In the Netherlands Euroclass B (and in the future some A2) without droplets subclass


These parts are not allowed according to the Austrian test standard in order to avoid a possible fire propagation caused by the flaming parts onto combustible substances on the floor area (such as bushes, …).


In Polish national regulations we have the following requirement: Elements of façade claddings should be fixed to the building in a manner preventing their falling out during a fire in a time shorter than resulting from the required fire resistance rating for an external wall, (…) correspondingly to the fire resistance rating of the building to which they are mounted.

This provision, in unchanged form, is existing in Poland since 2002.

We believe the existence of “falling parts” criteria is necessary to have a practical tool to check if the basic provisions for buildings ( CPR 305/2011: ANNEX I / BASIC

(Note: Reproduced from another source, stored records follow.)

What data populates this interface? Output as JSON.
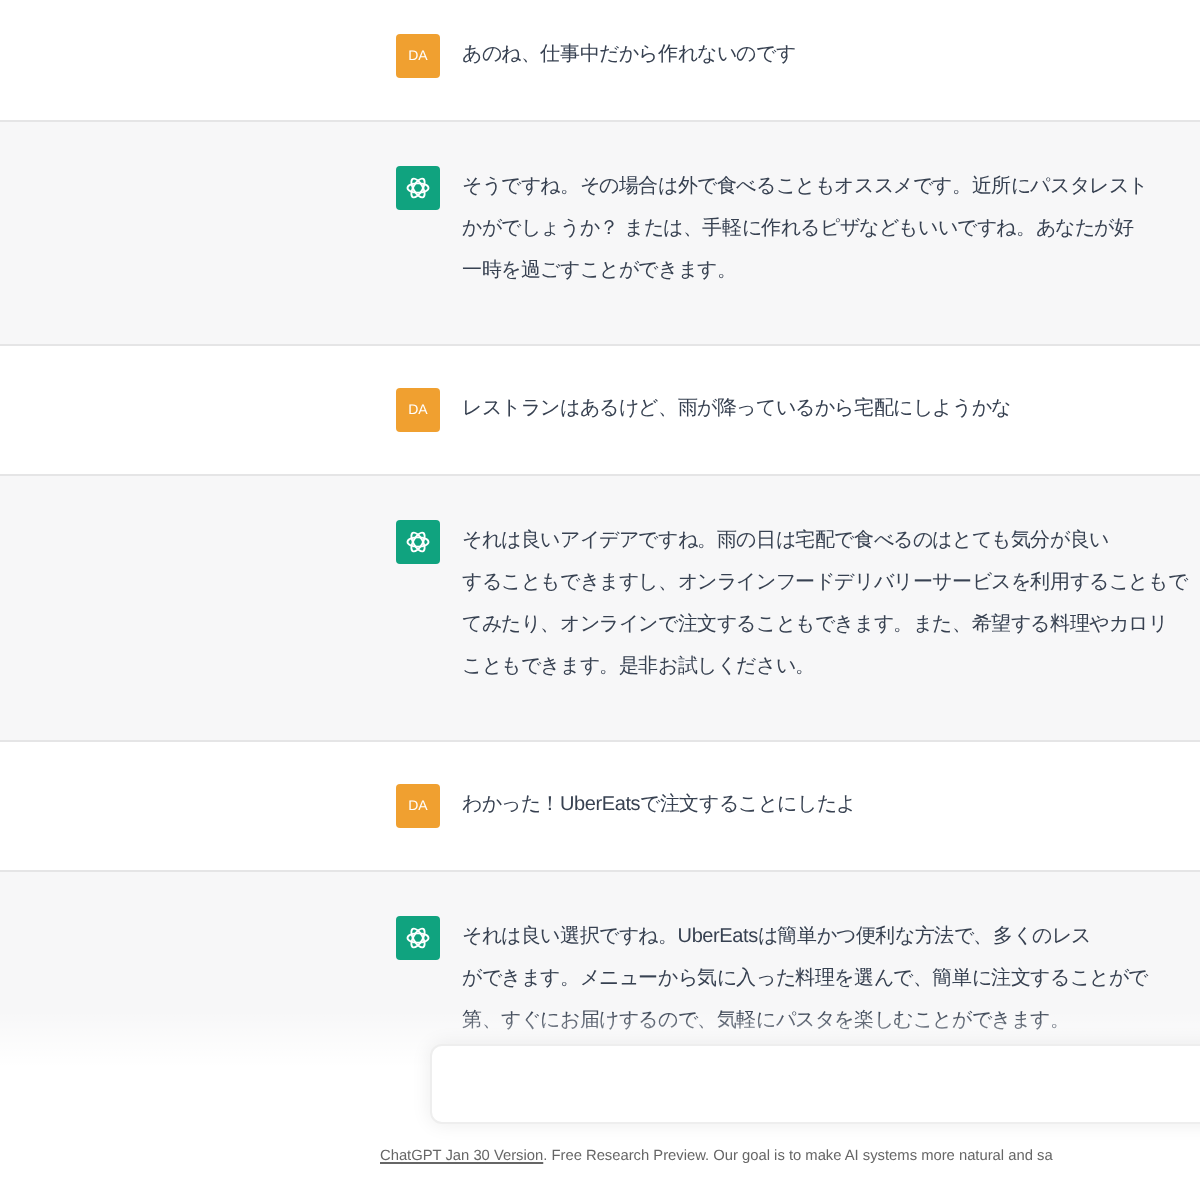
{
  "messages": [
    {
      "kind": "user",
      "avatar": "DA",
      "lines": [
        "あのね、仕事中だから作れないのです"
      ]
    },
    {
      "kind": "assistant",
      "lines": [
        "そうですね。その場合は外で食べることもオススメです。近所にパスタレスト",
        "かがでしょうか？ または、手軽に作れるピザなどもいいですね。あなたが好",
        "一時を過ごすことができます。"
      ]
    },
    {
      "kind": "user",
      "avatar": "DA",
      "lines": [
        "レストランはあるけど、雨が降っているから宅配にしようかな"
      ]
    },
    {
      "kind": "assistant",
      "lines": [
        "それは良いアイデアですね。雨の日は宅配で食べるのはとても気分が良い",
        "することもできますし、オンラインフードデリバリーサービスを利用することもで",
        "てみたり、オンラインで注文することもできます。また、希望する料理やカロリ",
        "こともできます。是非お試しください。"
      ]
    },
    {
      "kind": "user",
      "avatar": "DA",
      "lines": [
        "わかった！UberEatsで注文することにしたよ"
      ]
    },
    {
      "kind": "assistant",
      "lines": [
        "それは良い選択ですね。UberEatsは簡単かつ便利な方法で、多くのレス",
        "ができます。メニューから気に入った料理を選んで、簡単に注文することがで",
        "第、すぐにお届けするので、気軽にパスタを楽しむことができます。"
      ]
    }
  ],
  "footer": {
    "link": "ChatGPT Jan 30 Version",
    "text": ". Free Research Preview. Our goal is to make AI systems more natural and sa"
  }
}
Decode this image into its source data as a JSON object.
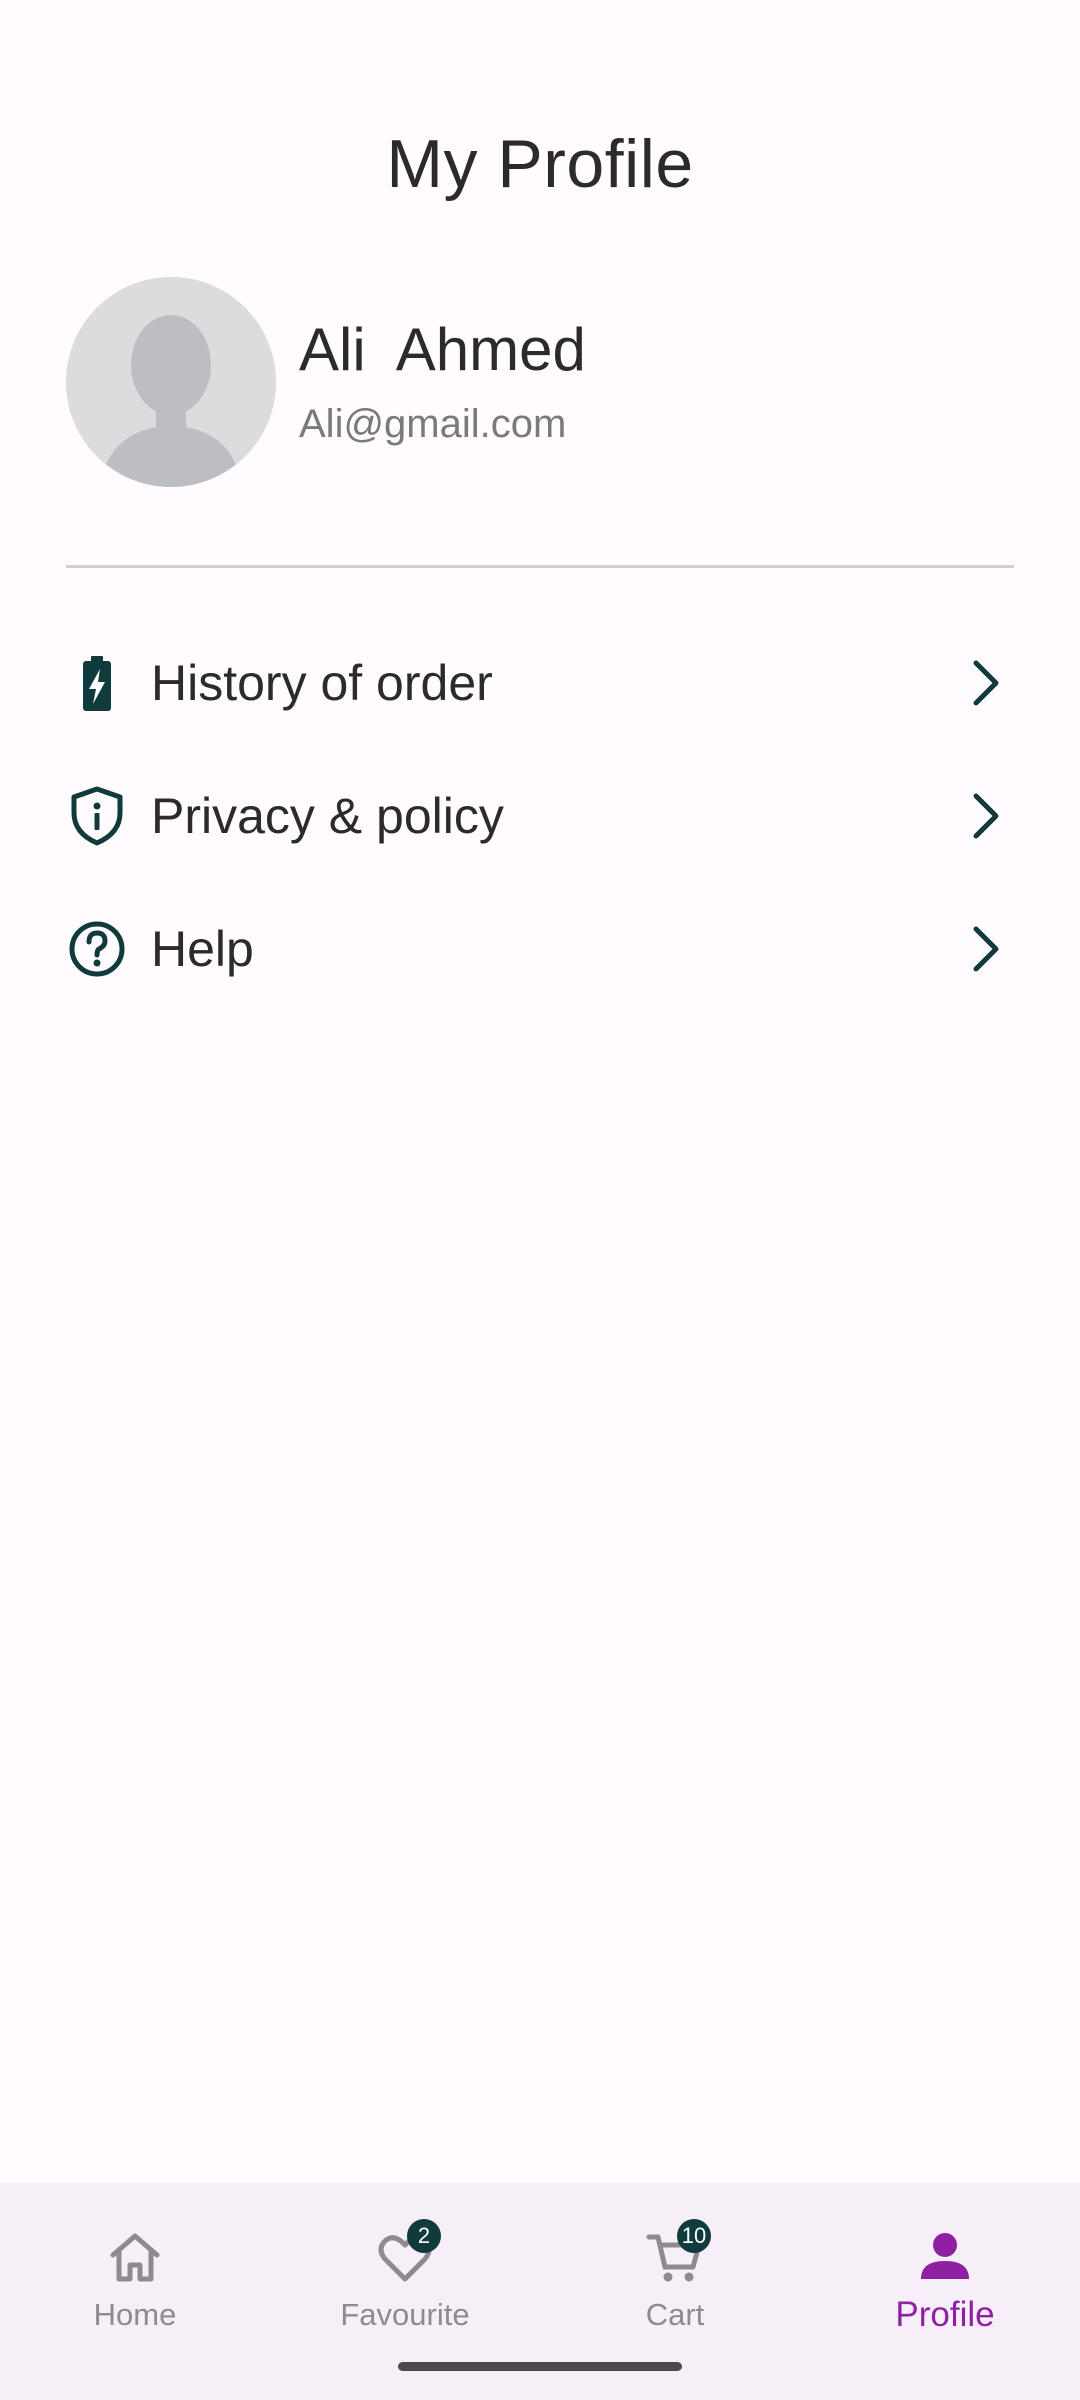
{
  "page": {
    "title": "My Profile"
  },
  "profile": {
    "name": "Ali  Ahmed",
    "email": "Ali@gmail.com",
    "avatar_icon": "default-person-avatar"
  },
  "menu": {
    "items": [
      {
        "label": "History of order",
        "icon": "battery-charging-icon"
      },
      {
        "label": "Privacy & policy",
        "icon": "shield-info-icon"
      },
      {
        "label": "Help",
        "icon": "help-circle-icon"
      }
    ],
    "icon_color": "#0f3b3c"
  },
  "bottom_nav": {
    "items": [
      {
        "label": "Home",
        "icon": "home-icon",
        "badge": null,
        "active": false
      },
      {
        "label": "Favourite",
        "icon": "heart-icon",
        "badge": "2",
        "active": false
      },
      {
        "label": "Cart",
        "icon": "cart-icon",
        "badge": "10",
        "active": false
      },
      {
        "label": "Profile",
        "icon": "person-icon",
        "badge": null,
        "active": true
      }
    ],
    "active_color": "#8f1fa3",
    "inactive_color": "#8e8a90",
    "badge_color": "#0f3b3c",
    "background": "#f7eff8"
  }
}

REQUIREMENTS FOR CONSTRUCTION WORKS / 2. Safety in case of fire /(c) the spread of fire to neighbouring construction works is limited; (d) occupants can leave

the construction works or be rescued by other means; (e) the safety of rescue teams is taken into consideration.) are met.

There is a demand in Finland’s fire regulations (848/2017), that falling of large parts of façade wall must be prevented in case of fire.

From our point of view, only the large-scale failure and falling off of the facade must be reliably prevented. This can be derived very well from qualitative statements and images in the test report.

Conclusions for 2. and 3. questions:

Several countries acknowledge the danger from falling parts to people, fire fighters and that they can cause spread of fire.

It is agreed that spread of fire should not be allowed.

Total instability of the façade is acknowledged as a problem that needs prevention as well.

Several countries have regulations to prevent falling parts that can harm people.

Note: Measurement of area of falling parts is seen as a challenge by the project team as parts can break when they fell and are generally not easy to be assessed during the test.

This is even more complicated for the recommended measuring of impact of the falling part. It is not clear how that could be practicably done.

4. Question:

Balconies and loggias can favour the action of rescuing people, L or T-shaped buildings increase the risk of fire propagation.

Although very limited number of events were mentioned, several countries acknowledge that falling parts are included in their building regulations, often qualitative.

5. Question:

Most countries think the safety level should be the same in fire and other incidents regarding falling parts.

6. Question:

Several countries answer that mitigation of risk through other measures may be allowed under certain circumstances, several mention that the regulation of building safety should not regulate how a possible fire fighters intervention have to be designed.

In document Finalisation of the European approach to assess the fire performance of façades (Page 12-16)